Entries from a dataset of interfaces:

_ _ _ _

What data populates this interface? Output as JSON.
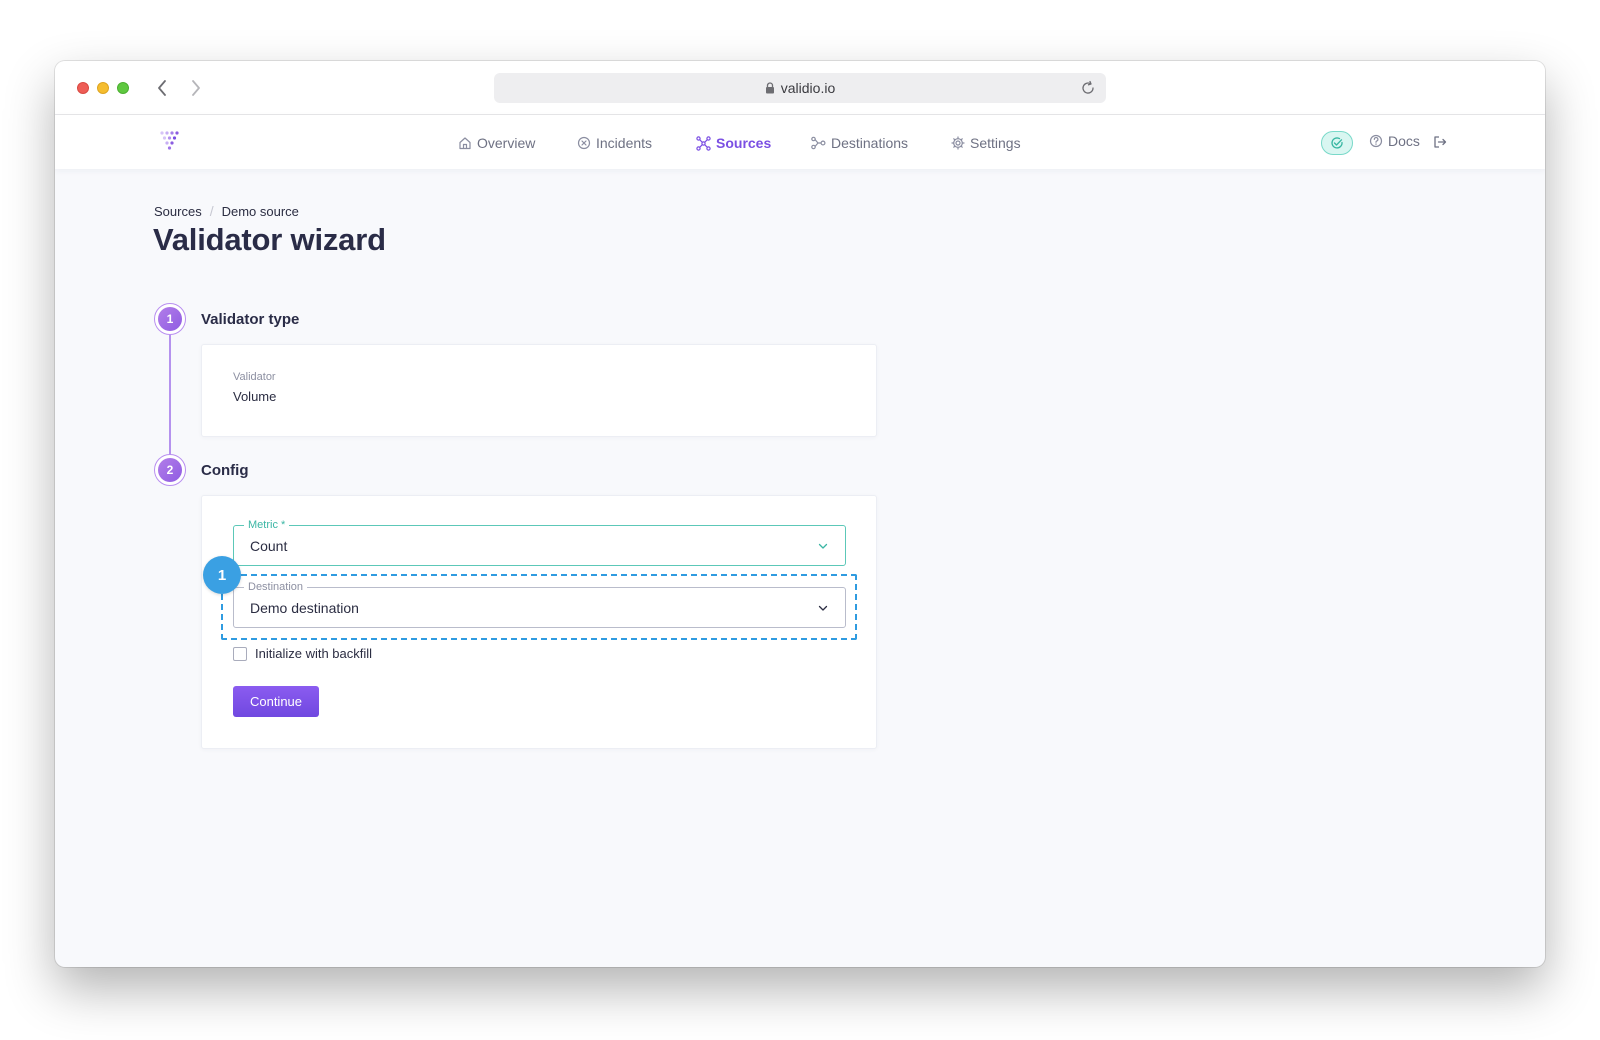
{
  "browser": {
    "url": "validio.io"
  },
  "nav": {
    "items": [
      {
        "label": "Overview",
        "icon": "home-icon",
        "active": false
      },
      {
        "label": "Incidents",
        "icon": "x-circle-icon",
        "active": false
      },
      {
        "label": "Sources",
        "icon": "sources-icon",
        "active": true
      },
      {
        "label": "Destinations",
        "icon": "destinations-icon",
        "active": false
      },
      {
        "label": "Settings",
        "icon": "gear-icon",
        "active": false
      }
    ],
    "docs_label": "Docs",
    "accent_color": "#7b4fe3"
  },
  "breadcrumb": {
    "items": [
      "Sources",
      "Demo source"
    ],
    "separator": "/"
  },
  "page_title": "Validator wizard",
  "steps": [
    {
      "number": "1",
      "title": "Validator type",
      "field_label": "Validator",
      "field_value": "Volume"
    },
    {
      "number": "2",
      "title": "Config",
      "metric": {
        "label": "Metric *",
        "value": "Count"
      },
      "destination": {
        "label": "Destination",
        "value": "Demo destination"
      },
      "backfill_label": "Initialize with backfill",
      "backfill_checked": false,
      "continue_label": "Continue"
    }
  ],
  "annotation_badge": "1"
}
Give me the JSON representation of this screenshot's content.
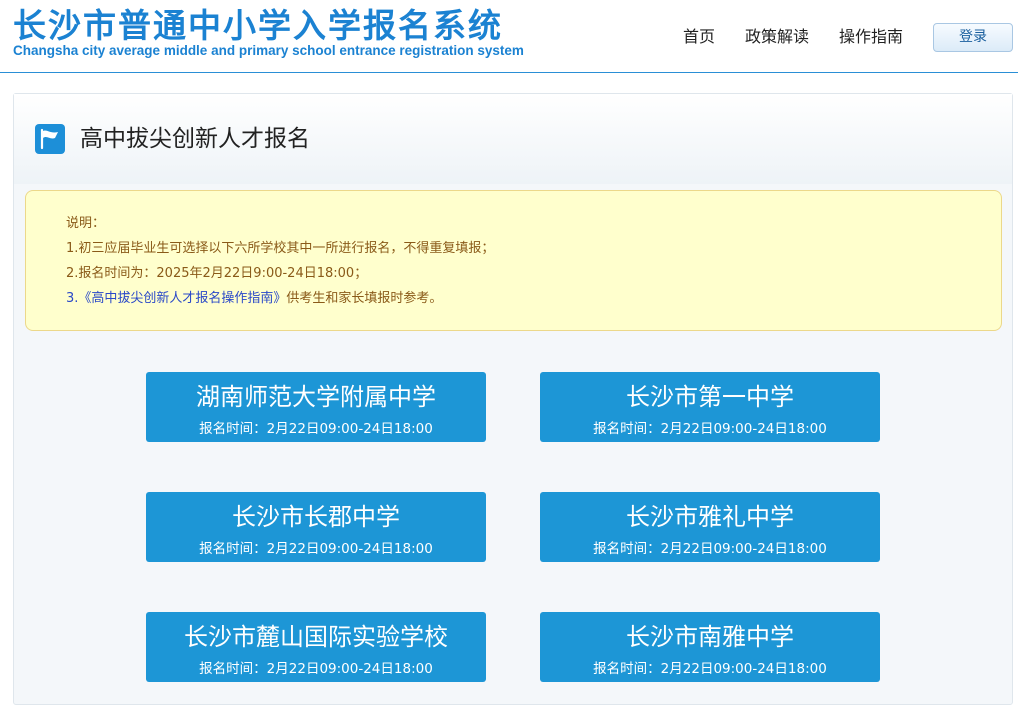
{
  "header": {
    "title": "长沙市普通中小学入学报名系统",
    "subtitle": "Changsha city average middle and primary school entrance registration system",
    "nav": [
      "首页",
      "政策解读",
      "操作指南"
    ],
    "login_label": "登录"
  },
  "panel": {
    "icon": "flag-icon",
    "title": "高中拔尖创新人才报名"
  },
  "notice": {
    "heading": "说明：",
    "line1": "1.初三应届毕业生可选择以下六所学校其中一所进行报名，不得重复填报；",
    "line2": "2.报名时间为：2025年2月22日9:00-24日18:00；",
    "line3_prefix": "3.",
    "line3_link": "《高中拔尖创新人才报名操作指南》",
    "line3_suffix": "供考生和家长填报时参考。"
  },
  "schools": [
    {
      "name": "湖南师范大学附属中学",
      "time": "报名时间：2月22日09:00-24日18:00"
    },
    {
      "name": "长沙市第一中学",
      "time": "报名时间：2月22日09:00-24日18:00"
    },
    {
      "name": "长沙市长郡中学",
      "time": "报名时间：2月22日09:00-24日18:00"
    },
    {
      "name": "长沙市雅礼中学",
      "time": "报名时间：2月22日09:00-24日18:00"
    },
    {
      "name": "长沙市麓山国际实验学校",
      "time": "报名时间：2月22日09:00-24日18:00"
    },
    {
      "name": "长沙市南雅中学",
      "time": "报名时间：2月22日09:00-24日18:00"
    }
  ],
  "colors": {
    "brand": "#1b82d2",
    "button": "#1d96d6",
    "notice_bg": "#ffffcd",
    "notice_text": "#8a5a18",
    "link": "#2a49c8"
  }
}
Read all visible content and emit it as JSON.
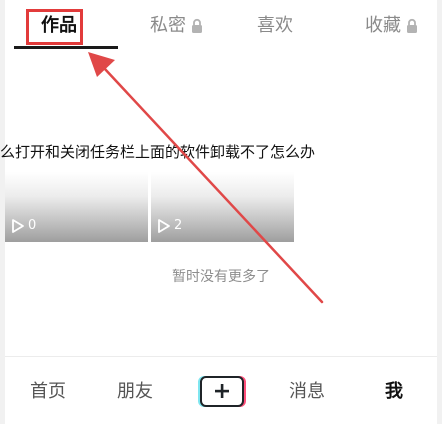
{
  "tabs": [
    {
      "label": "作品",
      "locked": false,
      "active": true
    },
    {
      "label": "私密",
      "locked": true,
      "active": false
    },
    {
      "label": "喜欢",
      "locked": false,
      "active": false
    },
    {
      "label": "收藏",
      "locked": true,
      "active": false
    }
  ],
  "video": {
    "title": "么打开和关闭任务栏上面的软件卸载不了怎么办"
  },
  "thumbnails": [
    {
      "count": "0"
    },
    {
      "count": "2"
    }
  ],
  "status": {
    "no_more": "暂时没有更多了"
  },
  "bottom_nav": [
    {
      "label": "首页"
    },
    {
      "label": "朋友"
    },
    {
      "label": "消息"
    },
    {
      "label": "我"
    }
  ],
  "icons": {
    "lock": "lock-icon",
    "play": "play-icon",
    "plus": "plus-icon"
  },
  "colors": {
    "highlight": "#e23b3b",
    "active_text": "#111111",
    "inactive_text": "#8a8a8a"
  }
}
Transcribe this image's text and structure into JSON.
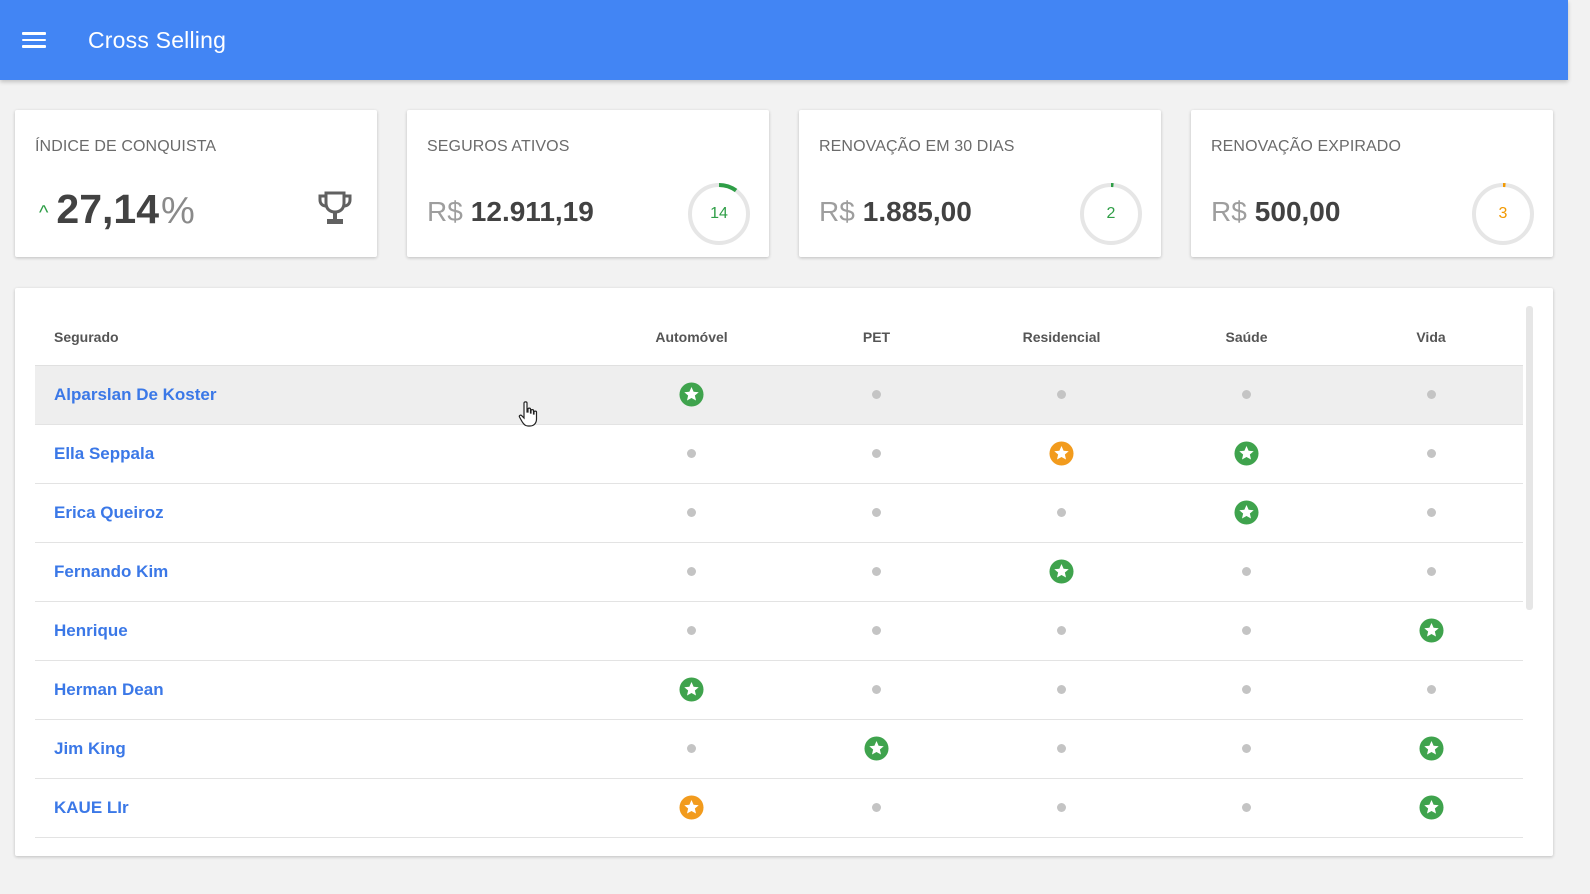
{
  "app": {
    "title": "Cross Selling"
  },
  "cards": {
    "conquista": {
      "title": "ÍNDICE DE CONQUISTA",
      "value": "27,14",
      "unit": "%"
    },
    "ativos": {
      "title": "SEGUROS ATIVOS",
      "currency": "R$",
      "amount": "12.911,19",
      "count": "14",
      "progress": 0.1,
      "color": "#2e9e46"
    },
    "renovacao30": {
      "title": "RENOVAÇÃO EM 30 DIAS",
      "currency": "R$",
      "amount": "1.885,00",
      "count": "2",
      "progress": 0.01,
      "color": "#2e9e46"
    },
    "expirado": {
      "title": "RENOVAÇÃO EXPIRADO",
      "currency": "R$",
      "amount": "500,00",
      "count": "3",
      "progress": 0.01,
      "color": "#f29900"
    }
  },
  "table": {
    "columns": [
      "Segurado",
      "Automóvel",
      "PET",
      "Residencial",
      "Saúde",
      "Vida"
    ],
    "rows": [
      {
        "name": "Alparslan De Koster",
        "status": [
          "green",
          "none",
          "none",
          "none",
          "none"
        ]
      },
      {
        "name": "Ella Seppala",
        "status": [
          "none",
          "none",
          "orange",
          "green",
          "none"
        ]
      },
      {
        "name": "Erica Queiroz",
        "status": [
          "none",
          "none",
          "none",
          "green",
          "none"
        ]
      },
      {
        "name": "Fernando Kim",
        "status": [
          "none",
          "none",
          "green",
          "none",
          "none"
        ]
      },
      {
        "name": "Henrique",
        "status": [
          "none",
          "none",
          "none",
          "none",
          "green"
        ]
      },
      {
        "name": "Herman Dean",
        "status": [
          "green",
          "none",
          "none",
          "none",
          "none"
        ]
      },
      {
        "name": "Jim King",
        "status": [
          "none",
          "green",
          "none",
          "none",
          "green"
        ]
      },
      {
        "name": "KAUE LIr",
        "status": [
          "orange",
          "none",
          "none",
          "none",
          "green"
        ]
      }
    ]
  },
  "colors": {
    "green": "#3fa34d",
    "orange": "#f29b1d",
    "appbar": "#4285f4",
    "link": "#3b78e7"
  }
}
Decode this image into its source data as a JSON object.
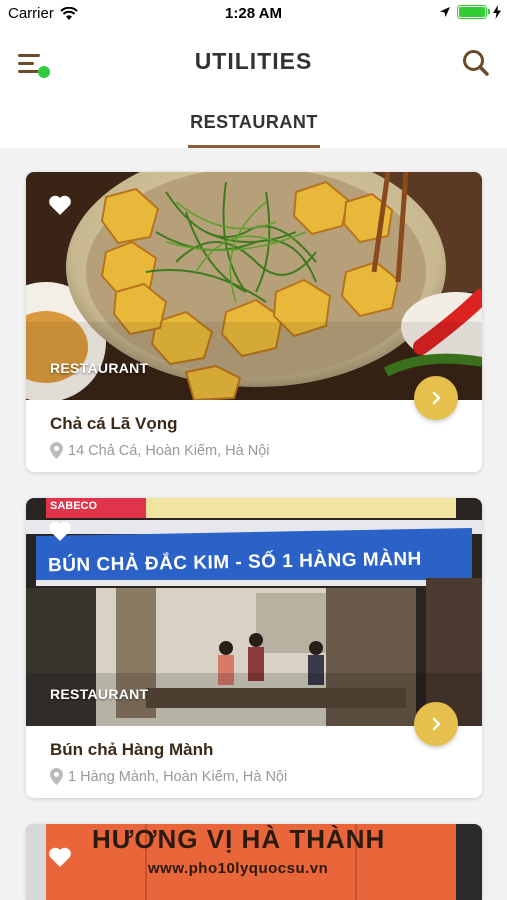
{
  "status_bar": {
    "carrier": "Carrier",
    "time": "1:28 AM"
  },
  "header": {
    "title": "UTILITIES"
  },
  "tabs": [
    {
      "label": "RESTAURANT"
    }
  ],
  "restaurants": [
    {
      "category": "RESTAURANT",
      "name": "Chả cá Lã Vọng",
      "address": "14 Chả Cá, Hoàn Kiếm, Hà Nội"
    },
    {
      "category": "RESTAURANT",
      "name": "Bún chả Hàng Mành",
      "address": "1 Hàng Mành, Hoàn Kiếm, Hà Nội",
      "sign_text": "BÚN CHẢ ĐẮC KIM - SỐ 1 HÀNG MÀNH",
      "banner_text": "SABECO"
    },
    {
      "sign_text": "HƯƠNG VỊ HÀ THÀNH",
      "sign_subtext": "www.pho10lyquocsu.vn"
    }
  ],
  "colors": {
    "accent": "#e6c04c",
    "brand_brown": "#8b5e34",
    "online_dot": "#2ecc40"
  }
}
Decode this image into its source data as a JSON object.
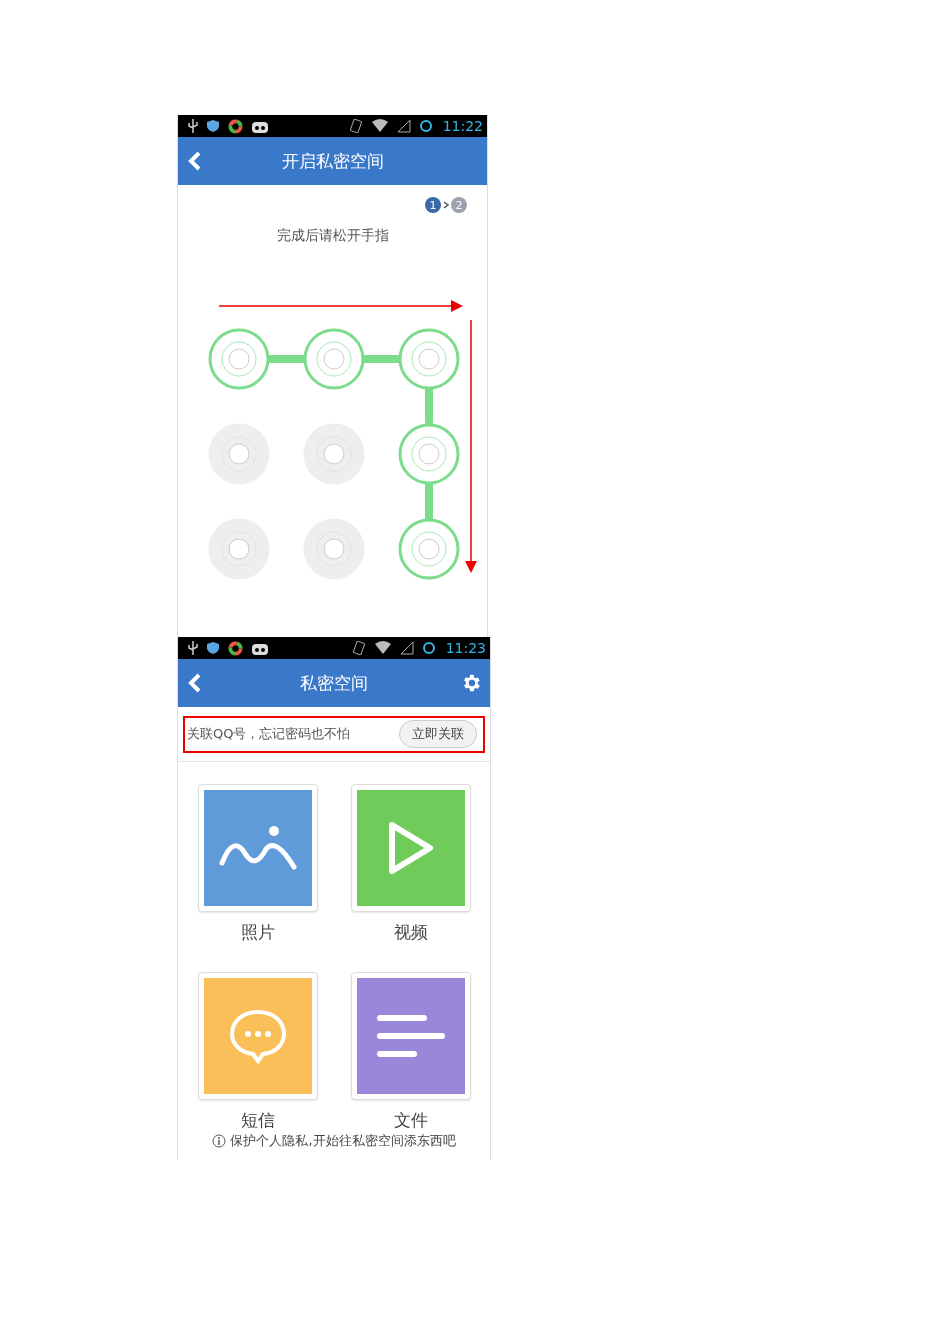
{
  "screens": [
    {
      "status_bar": {
        "time": "11:22"
      },
      "header": {
        "title": "开启私密空间",
        "settings": false
      },
      "steps": [
        {
          "label": "1",
          "selected": true
        },
        {
          "label": "2",
          "selected": false
        }
      ],
      "hint": "完成后请松开手指",
      "pattern": [
        {
          "selected": true
        },
        {
          "selected": true
        },
        {
          "selected": true
        },
        {
          "selected": false
        },
        {
          "selected": false
        },
        {
          "selected": true
        },
        {
          "selected": false
        },
        {
          "selected": false
        },
        {
          "selected": true
        }
      ]
    },
    {
      "status_bar": {
        "time": "11:23"
      },
      "header": {
        "title": "私密空间",
        "settings": true
      },
      "banner": {
        "text": "关联QQ号，忘记密码也不怕",
        "button": "立即关联"
      },
      "tiles": [
        {
          "kind": "photo",
          "label": "照片"
        },
        {
          "kind": "video",
          "label": "视频"
        },
        {
          "kind": "message",
          "label": "短信"
        },
        {
          "kind": "file",
          "label": "文件"
        }
      ],
      "footer": "保护个人隐私,开始往私密空间添东西吧"
    }
  ]
}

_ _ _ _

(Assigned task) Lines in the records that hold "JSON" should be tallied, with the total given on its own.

(Written answer) 6